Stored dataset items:
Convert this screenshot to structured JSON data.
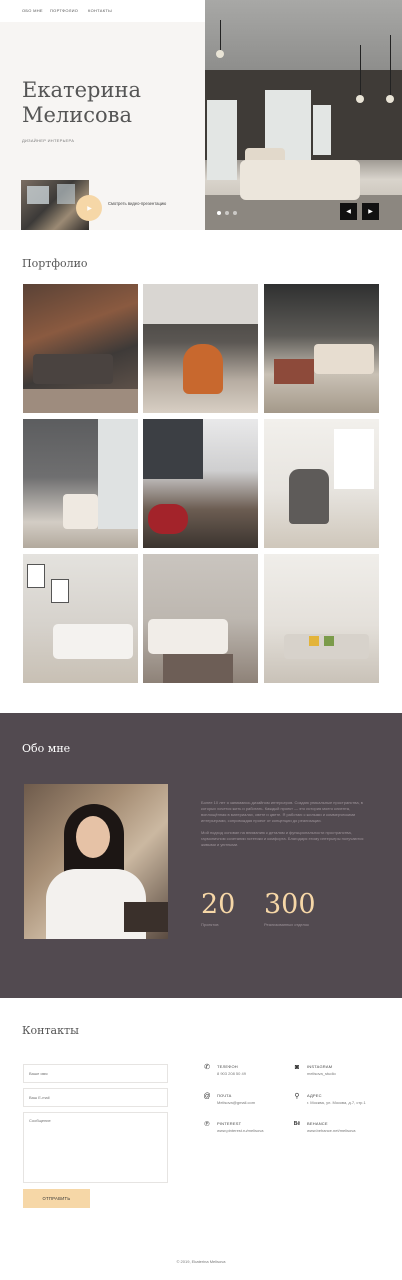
{
  "nav": {
    "items": [
      "ОБО МНЕ",
      "ПОРТФОЛИО",
      "КОНТАКТЫ"
    ]
  },
  "hero": {
    "name_line1": "Екатерина",
    "name_line2": "Мелисова",
    "subtitle": "ДИЗАЙНЕР ИНТЕРЬЕРА",
    "video_label": "Смотреть видео-презентацию",
    "slides": 3,
    "active_slide": 1,
    "prev_icon": "arrow-left-icon",
    "next_icon": "arrow-right-icon"
  },
  "portfolio": {
    "title": "Портфолио",
    "tiles": 9
  },
  "about": {
    "title": "Обо мне",
    "paragraph1": "Более 10 лет я занимаюсь дизайном интерьеров. Создаю уникальные пространства, в которых хочется жить и работать. Каждый проект — это история моего клиента, воплощённая в материалах, свете и цвете. Я работаю с жилыми и коммерческими интерьерами, сопровождая проект от концепции до реализации.",
    "paragraph2": "Мой подход основан на вниманию к деталям и функциональности пространства, гармоничном сочетании эстетики и комфорта. Благодаря этому интерьеры получаются живыми и уютными.",
    "stats": [
      {
        "value": "20",
        "label": "Проектов"
      },
      {
        "value": "300",
        "label": "Реализованных отделок"
      }
    ]
  },
  "contacts": {
    "title": "Контакты",
    "form": {
      "name_placeholder": "Ваше имя",
      "email_placeholder": "Ваш E-mail",
      "message_placeholder": "Сообщение",
      "submit_label": "ОТПРАВИТЬ"
    },
    "items": [
      {
        "icon": "phone-icon",
        "label": "ТЕЛЕФОН",
        "value": "8 903 208 50 49"
      },
      {
        "icon": "instagram-icon",
        "label": "INSTAGRAM",
        "value": "melisova_studio"
      },
      {
        "icon": "email-icon",
        "label": "ПОЧТА",
        "value": "Melisova@gmail.com"
      },
      {
        "icon": "location-icon",
        "label": "АДРЕС",
        "value": "г. Москва, ул. Москва, д.7, стр.1"
      },
      {
        "icon": "pinterest-icon",
        "label": "PINTEREST",
        "value": "www.pinterest.ru/melisova"
      },
      {
        "icon": "behance-icon",
        "label": "BEHANCE",
        "value": "www.behance.net/melisova"
      }
    ]
  },
  "footer": {
    "text": "© 2019, Ekaterina Melisova"
  },
  "colors": {
    "accent": "#f6d7a7",
    "about_bg": "#524a50"
  }
}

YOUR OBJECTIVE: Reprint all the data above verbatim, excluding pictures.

SOLUTION TO THIS TASK:
Convert this screenshot to structured JSON data.
{
  "nav": {
    "items": [
      "ОБО МНЕ",
      "ПОРТФОЛИО",
      "КОНТАКТЫ"
    ]
  },
  "hero": {
    "name_line1": "Екатерина",
    "name_line2": "Мелисова",
    "subtitle": "ДИЗАЙНЕР ИНТЕРЬЕРА",
    "video_label": "Смотреть видео-презентацию",
    "slides": 3,
    "active_slide": 1,
    "prev_icon": "arrow-left-icon",
    "next_icon": "arrow-right-icon"
  },
  "portfolio": {
    "title": "Портфолио",
    "tiles": 9
  },
  "about": {
    "title": "Обо мне",
    "paragraph1": "Более 10 лет я занимаюсь дизайном интерьеров. Создаю уникальные пространства, в которых хочется жить и работать. Каждый проект — это история моего клиента, воплощённая в материалах, свете и цвете. Я работаю с жилыми и коммерческими интерьерами, сопровождая проект от концепции до реализации.",
    "paragraph2": "Мой подход основан на вниманию к деталям и функциональности пространства, гармоничном сочетании эстетики и комфорта. Благодаря этому интерьеры получаются живыми и уютными.",
    "stats": [
      {
        "value": "20",
        "label": "Проектов"
      },
      {
        "value": "300",
        "label": "Реализованных отделок"
      }
    ]
  },
  "contacts": {
    "title": "Контакты",
    "form": {
      "name_placeholder": "Ваше имя",
      "email_placeholder": "Ваш E-mail",
      "message_placeholder": "Сообщение",
      "submit_label": "ОТПРАВИТЬ"
    },
    "items": [
      {
        "icon": "phone-icon",
        "label": "ТЕЛЕФОН",
        "value": "8 903 208 50 49"
      },
      {
        "icon": "instagram-icon",
        "label": "INSTAGRAM",
        "value": "melisova_studio"
      },
      {
        "icon": "email-icon",
        "label": "ПОЧТА",
        "value": "Melisova@gmail.com"
      },
      {
        "icon": "location-icon",
        "label": "АДРЕС",
        "value": "г. Москва, ул. Москва, д.7, стр.1"
      },
      {
        "icon": "pinterest-icon",
        "label": "PINTEREST",
        "value": "www.pinterest.ru/melisova"
      },
      {
        "icon": "behance-icon",
        "label": "BEHANCE",
        "value": "www.behance.net/melisova"
      }
    ]
  },
  "footer": {
    "text": "© 2019, Ekaterina Melisova"
  },
  "colors": {
    "accent": "#f6d7a7",
    "about_bg": "#524a50"
  }
}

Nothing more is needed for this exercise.